When you pair an error-filled response system with a chunking process that is built on oversimplification, you get knee-jerk interpretations that are informed, at least in part, by a racially biased society.

Knee-Jerking in the NFL

Football, though an incredibly violent sport, does have behavioral guidelines in place. Unethical behavior includes: endangering another player’s safety, fighting, unsportsmanlike conduct, and other acts that are deemed “detrimental to the league.” 

While there are more obvious violations of the rules like taunting or coming into contact with a referee, there are borderline calls that are left up to the judgment of the game’s officials. 

An infraction of the rules is not always clear in a split second, nor is the intention of a given player always clear. Did he intend to lead the tackle with his helmet or did his momentum cause him to collide headfirst? Premeditation is also a factor.

Through the cacophony of human bodies and violent collisions, a referee’s job is to determine ethical from unethical, right from wrong, often in an instant. Sound familiar? The situation facing NFL refs is pretty similar to the experiment or the grocery store scenario — they are charged with making quick, split-second decisions.

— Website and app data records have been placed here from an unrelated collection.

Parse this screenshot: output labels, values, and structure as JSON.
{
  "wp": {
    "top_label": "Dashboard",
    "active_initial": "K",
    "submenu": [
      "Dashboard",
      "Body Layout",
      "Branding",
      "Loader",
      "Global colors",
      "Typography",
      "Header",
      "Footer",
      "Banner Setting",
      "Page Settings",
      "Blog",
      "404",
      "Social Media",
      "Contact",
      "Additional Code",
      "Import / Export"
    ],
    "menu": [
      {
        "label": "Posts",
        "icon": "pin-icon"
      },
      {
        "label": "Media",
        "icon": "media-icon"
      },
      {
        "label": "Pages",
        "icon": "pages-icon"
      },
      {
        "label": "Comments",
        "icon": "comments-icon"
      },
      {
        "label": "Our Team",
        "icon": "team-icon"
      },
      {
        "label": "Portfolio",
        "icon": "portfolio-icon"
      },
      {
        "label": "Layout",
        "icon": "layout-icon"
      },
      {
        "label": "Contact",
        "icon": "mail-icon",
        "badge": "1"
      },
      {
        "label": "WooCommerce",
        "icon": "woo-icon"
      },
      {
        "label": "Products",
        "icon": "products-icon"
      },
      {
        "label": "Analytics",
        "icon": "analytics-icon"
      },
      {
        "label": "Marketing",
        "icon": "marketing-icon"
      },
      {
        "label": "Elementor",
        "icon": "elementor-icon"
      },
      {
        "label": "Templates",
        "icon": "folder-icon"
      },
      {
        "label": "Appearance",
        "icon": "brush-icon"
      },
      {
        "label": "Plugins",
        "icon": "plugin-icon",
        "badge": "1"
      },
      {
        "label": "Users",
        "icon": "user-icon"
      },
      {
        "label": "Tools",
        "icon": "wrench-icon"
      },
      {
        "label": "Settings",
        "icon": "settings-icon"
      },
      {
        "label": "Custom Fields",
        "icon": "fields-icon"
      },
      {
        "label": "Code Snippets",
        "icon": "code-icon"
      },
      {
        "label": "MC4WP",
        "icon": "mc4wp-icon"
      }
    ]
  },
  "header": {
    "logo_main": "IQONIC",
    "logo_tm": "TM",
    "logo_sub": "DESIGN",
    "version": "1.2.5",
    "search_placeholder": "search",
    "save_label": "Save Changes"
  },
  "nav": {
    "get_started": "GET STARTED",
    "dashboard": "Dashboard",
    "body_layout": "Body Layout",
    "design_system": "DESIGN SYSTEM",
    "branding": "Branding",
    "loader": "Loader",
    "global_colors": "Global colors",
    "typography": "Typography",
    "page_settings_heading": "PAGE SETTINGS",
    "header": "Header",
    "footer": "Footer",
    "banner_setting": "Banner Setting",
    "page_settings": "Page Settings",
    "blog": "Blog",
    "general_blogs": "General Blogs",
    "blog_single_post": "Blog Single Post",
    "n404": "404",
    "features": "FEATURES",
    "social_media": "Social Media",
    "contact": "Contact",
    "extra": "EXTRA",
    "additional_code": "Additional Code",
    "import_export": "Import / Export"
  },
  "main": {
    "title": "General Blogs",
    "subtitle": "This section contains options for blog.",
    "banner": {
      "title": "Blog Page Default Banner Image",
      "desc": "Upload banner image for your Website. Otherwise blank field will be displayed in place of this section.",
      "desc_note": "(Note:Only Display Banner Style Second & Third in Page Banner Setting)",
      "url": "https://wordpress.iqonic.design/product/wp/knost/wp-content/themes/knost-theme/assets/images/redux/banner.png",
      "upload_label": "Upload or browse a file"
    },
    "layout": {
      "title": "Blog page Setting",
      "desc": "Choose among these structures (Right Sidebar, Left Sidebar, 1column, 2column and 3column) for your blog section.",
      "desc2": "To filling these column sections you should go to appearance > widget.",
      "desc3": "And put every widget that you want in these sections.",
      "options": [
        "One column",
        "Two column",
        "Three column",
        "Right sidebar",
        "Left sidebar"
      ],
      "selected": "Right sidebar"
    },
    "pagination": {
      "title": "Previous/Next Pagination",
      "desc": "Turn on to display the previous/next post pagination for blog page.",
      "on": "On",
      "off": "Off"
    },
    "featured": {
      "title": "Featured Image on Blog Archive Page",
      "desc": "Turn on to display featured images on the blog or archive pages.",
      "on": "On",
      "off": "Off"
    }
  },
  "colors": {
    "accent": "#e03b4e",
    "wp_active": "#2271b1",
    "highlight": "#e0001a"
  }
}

Sure, sometimes the full team of seven referees confers to render a final judgment about particularly nuanced plays, but even this slightly more considered team judgment doesn’t get much time. Fans in the stadium, viewers at home, coaches, and players all get impatient quickly. 

And while the team of officials has time to make a more accurate call, bias has already crept in, as the flagging official has already deemed a given action as “unethical.” Even these seven-person discussions and video reviews are all a result of an expert witness — a perception of an event made in an instant.

Ejections Aren’t Equal

Ejections are the ultimate punishment for a player’s unethical behavior during a game. While referees make mistakes from time to time, the league’s own data suggest that refs make accurate calls a whopping 97% of the time

So, if the refs are that damn good, ejections should reflect accurate, unbiased judgment over time with larger and larger samples of data, right? 

Of the 61 ejections in the NFL between 2017 and 2019, there shouldn’t be any inconsistencies when looking across positions, teams, ages, and...race, right?

Data taken from The Institutive of Diversity and Ethics in Sport (TIDES) 2019 report show that the percentage of Black players in the NFL has remained largely the same since 1992. The average percentage of black players in the NFL across a 29-year span between 1991-2019 was 66.5%, ranging between 58.9% and 69.7% year to year [3]. White players averaged 30.8% during the same span and ranged between 27.4% and 36%.

If all things were equal, then, Black players should constitute roughly 66% and white players roughly 30% of all ejections between 2017 and 2019. In reality, 95% (+28.9%) of all ejections were to black players, and only 1 white player was ejected in that timeframe [4]. 

Conclusion

The most accurate conclusion from these data is likely not as simple as, “the NFL is racist.” Indeed, this is not meant to be an indictment on the NFL or all NFL referees — but this isn’t meant to be an excuse either. 

“To err is human,” does not pardon true racist intentions, nor does it pardon inherent, automatic biases in human judgment. Awareness, however, is a perfect starting place for dialogue and change. 

Sadly, it’s not just the brain’s rapid automatic processing that is the victim of racial bias. The brain’s slower, more considered, controlled processing also seems to produce some unsettling results in the NFL. We’ll explore this more in our next article. 

References

[1] Payne, B.K. (2001), Prejudice and perception: The role of automatic and controlled processes in misperceiving a weapon. Journal of Personality and Social Psychology, 81, 181-192.

[2] Abrams, D. & Hogg, M.A. (2004). Metatheory: Lessons from social identity research. Personality and Social Psychology Review, 8, 98-106.

[3] Asian/Pacific Islander, Latino, and Other constitute the remaining demographics.